The Mesa Verde National Park is located 60 kilometres from the small town of Durango, in the U.S. state of Colorado.
Various spectacular vantage points are located along the parkís winding road, such as that of Park Point, which at 2,613 metres above sea level, is the highest section of the park and makes the panoramic view across the extensive desert foothills of the Rocky Mountains seems almost endless.
Unlike most national parks in North America, and despite the magnificent rock and stone formations of the region, the observation of nature is not the main reason that most people visit the park, as the Mesa Verde is where the origins of an advanced North American civilization are to be found.
The oldest traces of this regionís human habitation date back almost 12,000 years when for several centuries, the Native Indians lived on top of the high plateau. At that time, the Indians possessed no building skills, thus the Anasazi Indians lived within large, natural caves.

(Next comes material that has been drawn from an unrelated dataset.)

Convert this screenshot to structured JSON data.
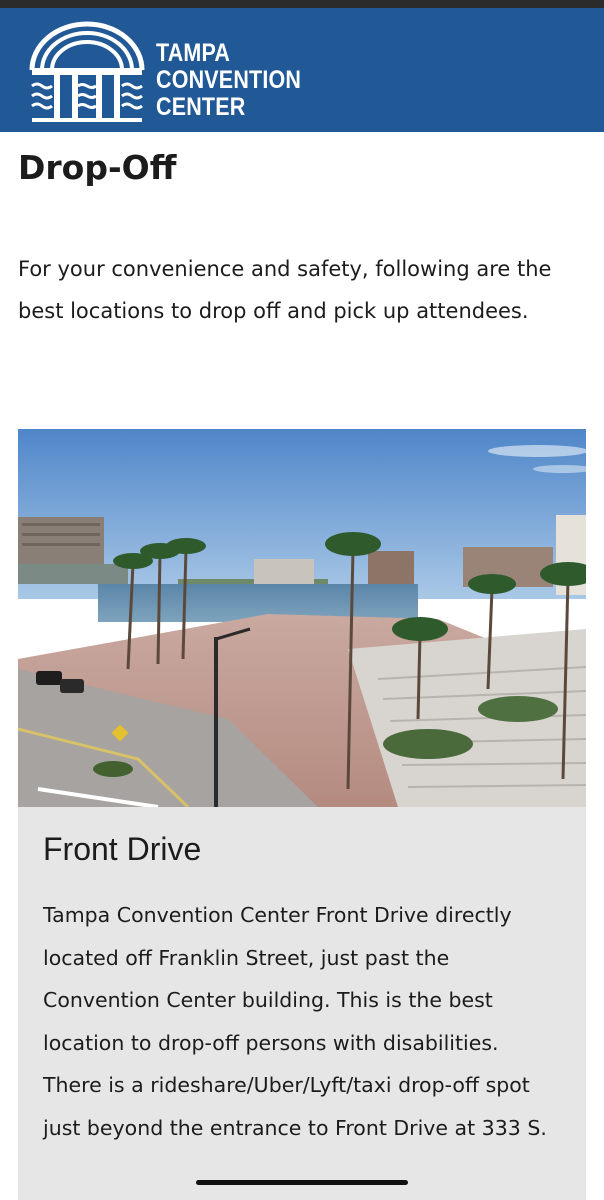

Created and inhabited by the Anasazi, the impressive cliff dwellings of Spruce Tree House were most likely established in the 12th century. Steep cliffs still show traces of climbing, the ancient paths of the Anasazi and ceremonial buildings, such as the Sun Temple, were most likely the result of amicable communication between the neighboring villagers of the canyons.
Square Tower House, at Navajo Canyon, was probably built between 1200 and 1300 A.D., during the latter period of the Anasazi civilization. The highest vantage point of this settlement is situated close to the main road. With a total of 80 rooms and seven ceremonial areas known as Kivas, this is one of the regionís most remarkable cliff dwellings.

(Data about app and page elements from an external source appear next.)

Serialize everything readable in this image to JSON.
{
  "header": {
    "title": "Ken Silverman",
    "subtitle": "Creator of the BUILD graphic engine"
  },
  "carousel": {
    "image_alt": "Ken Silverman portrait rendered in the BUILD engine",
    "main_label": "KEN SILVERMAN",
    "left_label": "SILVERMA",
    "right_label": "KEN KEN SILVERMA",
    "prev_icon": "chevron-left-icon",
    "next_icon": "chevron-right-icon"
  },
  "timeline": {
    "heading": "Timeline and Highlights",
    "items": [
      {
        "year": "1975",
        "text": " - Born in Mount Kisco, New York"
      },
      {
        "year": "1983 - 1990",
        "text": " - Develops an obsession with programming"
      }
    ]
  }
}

Although the Anasazi civilization that once lived among the canyons of Colorado were forgotten for many years, they now enchant and fascinate people from around the world. Compared to other national parks in North America, the Mesa Verde unites the beauty of nature with the unique remnants of a remarkable period of human history.